Extracted material:

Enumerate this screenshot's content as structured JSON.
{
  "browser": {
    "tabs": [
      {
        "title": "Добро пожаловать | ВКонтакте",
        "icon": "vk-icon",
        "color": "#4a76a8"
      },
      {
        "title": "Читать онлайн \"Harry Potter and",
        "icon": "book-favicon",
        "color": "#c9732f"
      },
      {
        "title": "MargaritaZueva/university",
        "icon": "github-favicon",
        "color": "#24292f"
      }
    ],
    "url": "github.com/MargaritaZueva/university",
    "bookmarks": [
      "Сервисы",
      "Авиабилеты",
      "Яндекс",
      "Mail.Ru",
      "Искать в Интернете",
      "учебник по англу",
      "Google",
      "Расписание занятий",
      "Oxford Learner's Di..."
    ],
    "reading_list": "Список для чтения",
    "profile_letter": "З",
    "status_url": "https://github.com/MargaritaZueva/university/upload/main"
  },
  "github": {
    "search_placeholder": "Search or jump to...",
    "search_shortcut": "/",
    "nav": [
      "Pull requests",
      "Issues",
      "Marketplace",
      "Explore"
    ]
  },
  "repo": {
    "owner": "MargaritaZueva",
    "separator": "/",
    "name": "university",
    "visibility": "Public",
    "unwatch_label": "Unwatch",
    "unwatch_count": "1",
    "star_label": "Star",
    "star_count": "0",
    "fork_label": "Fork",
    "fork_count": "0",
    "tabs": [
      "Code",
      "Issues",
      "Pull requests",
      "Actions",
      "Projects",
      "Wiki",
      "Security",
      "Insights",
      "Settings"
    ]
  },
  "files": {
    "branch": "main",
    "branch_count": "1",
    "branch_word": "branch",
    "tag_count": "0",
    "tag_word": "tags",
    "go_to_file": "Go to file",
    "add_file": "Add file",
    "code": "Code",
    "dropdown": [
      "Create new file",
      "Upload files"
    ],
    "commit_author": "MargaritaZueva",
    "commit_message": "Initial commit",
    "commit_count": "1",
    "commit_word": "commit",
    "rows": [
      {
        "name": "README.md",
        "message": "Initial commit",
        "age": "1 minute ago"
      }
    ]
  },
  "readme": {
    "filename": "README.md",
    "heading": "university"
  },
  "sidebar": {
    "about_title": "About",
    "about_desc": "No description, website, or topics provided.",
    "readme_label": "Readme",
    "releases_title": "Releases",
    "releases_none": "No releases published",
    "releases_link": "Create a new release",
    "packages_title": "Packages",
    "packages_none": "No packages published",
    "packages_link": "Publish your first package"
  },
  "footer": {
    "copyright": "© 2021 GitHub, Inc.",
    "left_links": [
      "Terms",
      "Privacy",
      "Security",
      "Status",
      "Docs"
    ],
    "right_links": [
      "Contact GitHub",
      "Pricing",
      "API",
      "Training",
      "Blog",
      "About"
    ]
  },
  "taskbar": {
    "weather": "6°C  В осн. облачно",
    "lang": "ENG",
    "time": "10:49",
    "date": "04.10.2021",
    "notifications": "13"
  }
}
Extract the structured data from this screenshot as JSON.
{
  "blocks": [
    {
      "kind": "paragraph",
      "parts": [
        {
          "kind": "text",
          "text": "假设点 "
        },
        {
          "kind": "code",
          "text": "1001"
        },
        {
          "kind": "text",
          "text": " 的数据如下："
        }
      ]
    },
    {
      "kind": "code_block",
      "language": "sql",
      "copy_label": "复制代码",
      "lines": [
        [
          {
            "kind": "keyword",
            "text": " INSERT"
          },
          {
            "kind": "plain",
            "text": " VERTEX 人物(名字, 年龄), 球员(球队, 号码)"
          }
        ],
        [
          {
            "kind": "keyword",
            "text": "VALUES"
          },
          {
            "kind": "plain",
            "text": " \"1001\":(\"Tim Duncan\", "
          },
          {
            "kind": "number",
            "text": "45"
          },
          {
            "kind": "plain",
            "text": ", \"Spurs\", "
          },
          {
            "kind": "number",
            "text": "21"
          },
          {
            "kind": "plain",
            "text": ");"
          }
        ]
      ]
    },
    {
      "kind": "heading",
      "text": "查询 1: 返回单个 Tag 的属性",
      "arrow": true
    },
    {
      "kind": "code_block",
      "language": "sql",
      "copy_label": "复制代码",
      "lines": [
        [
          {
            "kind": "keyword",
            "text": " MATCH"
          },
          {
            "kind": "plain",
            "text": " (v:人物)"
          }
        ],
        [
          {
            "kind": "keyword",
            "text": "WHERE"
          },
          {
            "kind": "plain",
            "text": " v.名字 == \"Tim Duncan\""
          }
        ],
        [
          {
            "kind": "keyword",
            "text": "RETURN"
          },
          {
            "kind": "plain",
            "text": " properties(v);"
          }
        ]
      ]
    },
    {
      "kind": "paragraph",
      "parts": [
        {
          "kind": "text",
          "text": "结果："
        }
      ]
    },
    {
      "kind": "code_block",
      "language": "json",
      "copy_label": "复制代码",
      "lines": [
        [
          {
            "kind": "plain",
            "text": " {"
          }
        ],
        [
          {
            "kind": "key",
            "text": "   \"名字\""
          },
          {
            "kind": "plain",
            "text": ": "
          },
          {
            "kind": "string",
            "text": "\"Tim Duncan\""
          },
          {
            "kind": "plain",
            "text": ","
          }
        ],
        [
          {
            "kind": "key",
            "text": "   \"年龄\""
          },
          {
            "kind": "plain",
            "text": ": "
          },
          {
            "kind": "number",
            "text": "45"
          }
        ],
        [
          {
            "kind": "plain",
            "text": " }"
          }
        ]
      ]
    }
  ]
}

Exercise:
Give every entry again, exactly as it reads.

Exercise result:
Enumerate this screenshot's content as structured JSON.
{
  "browser": {
    "tabs": [
      {
        "title": "Добро пожаловать | ВКонтакте",
        "icon": "vk-icon",
        "color": "#4a76a8"
      },
      {
        "title": "Читать онлайн \"Harry Potter and",
        "icon": "book-favicon",
        "color": "#c9732f"
      },
      {
        "title": "MargaritaZueva/university",
        "icon": "github-favicon",
        "color": "#24292f"
      }
    ],
    "url": "github.com/MargaritaZueva/university",
    "bookmarks": [
      "Сервисы",
      "Авиабилеты",
      "Яндекс",
      "Mail.Ru",
      "Искать в Интернете",
      "учебник по англу",
      "Google",
      "Расписание занятий",
      "Oxford Learner's Di..."
    ],
    "reading_list": "Список для чтения",
    "profile_letter": "З",
    "status_url": "https://github.com/MargaritaZueva/university/upload/main"
  },
  "github": {
    "search_placeholder": "Search or jump to...",
    "search_shortcut": "/",
    "nav": [
      "Pull requests",
      "Issues",
      "Marketplace",
      "Explore"
    ]
  },
  "repo": {
    "owner": "MargaritaZueva",
    "separator": "/",
    "name": "university",
    "visibility": "Public",
    "unwatch_label": "Unwatch",
    "unwatch_count": "1",
    "star_label": "Star",
    "star_count": "0",
    "fork_label": "Fork",
    "fork_count": "0",
    "tabs": [
      "Code",
      "Issues",
      "Pull requests",
      "Actions",
      "Projects",
      "Wiki",
      "Security",
      "Insights",
      "Settings"
    ]
  },
  "files": {
    "branch": "main",
    "branch_count": "1",
    "branch_word": "branch",
    "tag_count": "0",
    "tag_word": "tags",
    "go_to_file": "Go to file",
    "add_file": "Add file",
    "code": "Code",
    "dropdown": [
      "Create new file",
      "Upload files"
    ],
    "commit_author": "MargaritaZueva",
    "commit_message": "Initial commit",
    "commit_count": "1",
    "commit_word": "commit",
    "rows": [
      {
        "name": "README.md",
        "message": "Initial commit",
        "age": "1 minute ago"
      }
    ]
  },
  "readme": {
    "filename": "README.md",
    "heading": "university"
  },
  "sidebar": {
    "about_title": "About",
    "about_desc": "No description, website, or topics provided.",
    "readme_label": "Readme",
    "releases_title": "Releases",
    "releases_none": "No releases published",
    "releases_link": "Create a new release",
    "packages_title": "Packages",
    "packages_none": "No packages published",
    "packages_link": "Publish your first package"
  },
  "footer": {
    "copyright": "© 2021 GitHub, Inc.",
    "left_links": [
      "Terms",
      "Privacy",
      "Security",
      "Status",
      "Docs"
    ],
    "right_links": [
      "Contact GitHub",
      "Pricing",
      "API",
      "Training",
      "Blog",
      "About"
    ]
  },
  "taskbar": {
    "weather": "6°C  В осн. облачно",
    "lang": "ENG",
    "time": "10:49",
    "date": "04.10.2021",
    "notifications": "13"
  }
}
Extract the structured data from this screenshot as JSON.
{
  "blocks": [
    {
      "kind": "paragraph",
      "parts": [
        {
          "kind": "text",
          "text": "假设点 "
        },
        {
          "kind": "code",
          "text": "1001"
        },
        {
          "kind": "text",
          "text": " 的数据如下："
        }
      ]
    },
    {
      "kind": "code_block",
      "language": "sql",
      "copy_label": "复制代码",
      "lines": [
        [
          {
            "kind": "keyword",
            "text": " INSERT"
          },
          {
            "kind": "plain",
            "text": " VERTEX 人物(名字, 年龄), 球员(球队, 号码)"
          }
        ],
        [
          {
            "kind": "keyword",
            "text": "VALUES"
          },
          {
            "kind": "plain",
            "text": " \"1001\":(\"Tim Duncan\", "
          },
          {
            "kind": "number",
            "text": "45"
          },
          {
            "kind": "plain",
            "text": ", \"Spurs\", "
          },
          {
            "kind": "number",
            "text": "21"
          },
          {
            "kind": "plain",
            "text": ");"
          }
        ]
      ]
    },
    {
      "kind": "heading",
      "text": "查询 1: 返回单个 Tag 的属性",
      "arrow": true
    },
    {
      "kind": "code_block",
      "language": "sql",
      "copy_label": "复制代码",
      "lines": [
        [
          {
            "kind": "keyword",
            "text": " MATCH"
          },
          {
            "kind": "plain",
            "text": " (v:人物)"
          }
        ],
        [
          {
            "kind": "keyword",
            "text": "WHERE"
          },
          {
            "kind": "plain",
            "text": " v.名字 == \"Tim Duncan\""
          }
        ],
        [
          {
            "kind": "keyword",
            "text": "RETURN"
          },
          {
            "kind": "plain",
            "text": " properties(v);"
          }
        ]
      ]
    },
    {
      "kind": "paragraph",
      "parts": [
        {
          "kind": "text",
          "text": "结果："
        }
      ]
    },
    {
      "kind": "code_block",
      "language": "json",
      "copy_label": "复制代码",
      "lines": [
        [
          {
            "kind": "plain",
            "text": " {"
          }
        ],
        [
          {
            "kind": "key",
            "text": "   \"名字\""
          },
          {
            "kind": "plain",
            "text": ": "
          },
          {
            "kind": "string",
            "text": "\"Tim Duncan\""
          },
          {
            "kind": "plain",
            "text": ","
          }
        ],
        [
          {
            "kind": "key",
            "text": "   \"年龄\""
          },
          {
            "kind": "plain",
            "text": ": "
          },
          {
            "kind": "number",
            "text": "45"
          }
        ],
        [
          {
            "kind": "plain",
            "text": " }"
          }
        ]
      ]
    }
  ]
}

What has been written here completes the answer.